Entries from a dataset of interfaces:

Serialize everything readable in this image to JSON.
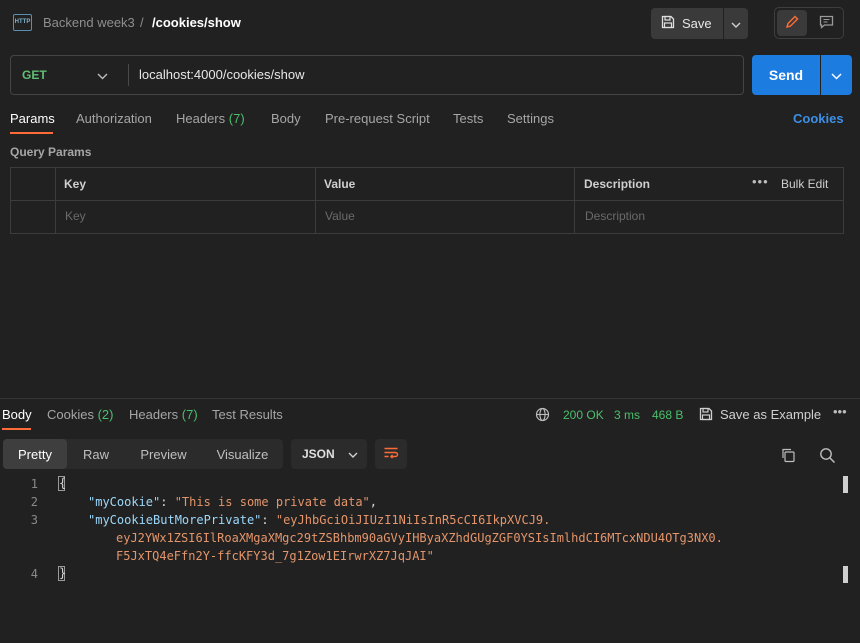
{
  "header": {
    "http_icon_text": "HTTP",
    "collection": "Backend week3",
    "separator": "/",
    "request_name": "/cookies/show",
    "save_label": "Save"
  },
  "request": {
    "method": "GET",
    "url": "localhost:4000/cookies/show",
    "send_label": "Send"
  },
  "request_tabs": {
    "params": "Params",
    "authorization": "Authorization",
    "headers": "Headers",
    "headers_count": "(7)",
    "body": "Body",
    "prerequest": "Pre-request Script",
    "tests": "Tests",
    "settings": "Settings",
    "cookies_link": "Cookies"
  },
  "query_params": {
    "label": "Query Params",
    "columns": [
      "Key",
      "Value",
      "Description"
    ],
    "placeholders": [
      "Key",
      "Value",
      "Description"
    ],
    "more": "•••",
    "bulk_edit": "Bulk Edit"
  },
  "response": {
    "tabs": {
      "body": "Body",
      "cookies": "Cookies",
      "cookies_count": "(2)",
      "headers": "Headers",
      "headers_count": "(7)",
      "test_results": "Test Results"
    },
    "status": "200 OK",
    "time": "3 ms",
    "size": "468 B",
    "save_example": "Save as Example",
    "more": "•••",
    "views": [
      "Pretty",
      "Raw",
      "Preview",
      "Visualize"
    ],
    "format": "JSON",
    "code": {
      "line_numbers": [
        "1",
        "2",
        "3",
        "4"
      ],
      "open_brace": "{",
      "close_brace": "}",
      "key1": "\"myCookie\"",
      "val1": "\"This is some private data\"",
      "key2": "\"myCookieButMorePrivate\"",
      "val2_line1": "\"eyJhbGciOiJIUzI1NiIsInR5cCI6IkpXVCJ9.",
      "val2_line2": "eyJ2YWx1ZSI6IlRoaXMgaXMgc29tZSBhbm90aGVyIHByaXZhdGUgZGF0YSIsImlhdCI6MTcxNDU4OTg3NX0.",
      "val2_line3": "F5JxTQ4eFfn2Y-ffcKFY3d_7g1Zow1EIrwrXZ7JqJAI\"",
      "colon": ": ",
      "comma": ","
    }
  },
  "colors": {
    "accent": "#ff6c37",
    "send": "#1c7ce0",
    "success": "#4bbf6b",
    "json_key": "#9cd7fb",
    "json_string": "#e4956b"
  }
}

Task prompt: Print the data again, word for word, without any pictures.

Response:
Serialize everything readable in this image to JSON.
{
  "header": {
    "http_icon_text": "HTTP",
    "collection": "Backend week3",
    "separator": "/",
    "request_name": "/cookies/show",
    "save_label": "Save"
  },
  "request": {
    "method": "GET",
    "url": "localhost:4000/cookies/show",
    "send_label": "Send"
  },
  "request_tabs": {
    "params": "Params",
    "authorization": "Authorization",
    "headers": "Headers",
    "headers_count": "(7)",
    "body": "Body",
    "prerequest": "Pre-request Script",
    "tests": "Tests",
    "settings": "Settings",
    "cookies_link": "Cookies"
  },
  "query_params": {
    "label": "Query Params",
    "columns": [
      "Key",
      "Value",
      "Description"
    ],
    "placeholders": [
      "Key",
      "Value",
      "Description"
    ],
    "more": "•••",
    "bulk_edit": "Bulk Edit"
  },
  "response": {
    "tabs": {
      "body": "Body",
      "cookies": "Cookies",
      "cookies_count": "(2)",
      "headers": "Headers",
      "headers_count": "(7)",
      "test_results": "Test Results"
    },
    "status": "200 OK",
    "time": "3 ms",
    "size": "468 B",
    "save_example": "Save as Example",
    "more": "•••",
    "views": [
      "Pretty",
      "Raw",
      "Preview",
      "Visualize"
    ],
    "format": "JSON",
    "code": {
      "line_numbers": [
        "1",
        "2",
        "3",
        "4"
      ],
      "open_brace": "{",
      "close_brace": "}",
      "key1": "\"myCookie\"",
      "val1": "\"This is some private data\"",
      "key2": "\"myCookieButMorePrivate\"",
      "val2_line1": "\"eyJhbGciOiJIUzI1NiIsInR5cCI6IkpXVCJ9.",
      "val2_line2": "eyJ2YWx1ZSI6IlRoaXMgaXMgc29tZSBhbm90aGVyIHByaXZhdGUgZGF0YSIsImlhdCI6MTcxNDU4OTg3NX0.",
      "val2_line3": "F5JxTQ4eFfn2Y-ffcKFY3d_7g1Zow1EIrwrXZ7JqJAI\"",
      "colon": ": ",
      "comma": ","
    }
  },
  "colors": {
    "accent": "#ff6c37",
    "send": "#1c7ce0",
    "success": "#4bbf6b",
    "json_key": "#9cd7fb",
    "json_string": "#e4956b"
  }
}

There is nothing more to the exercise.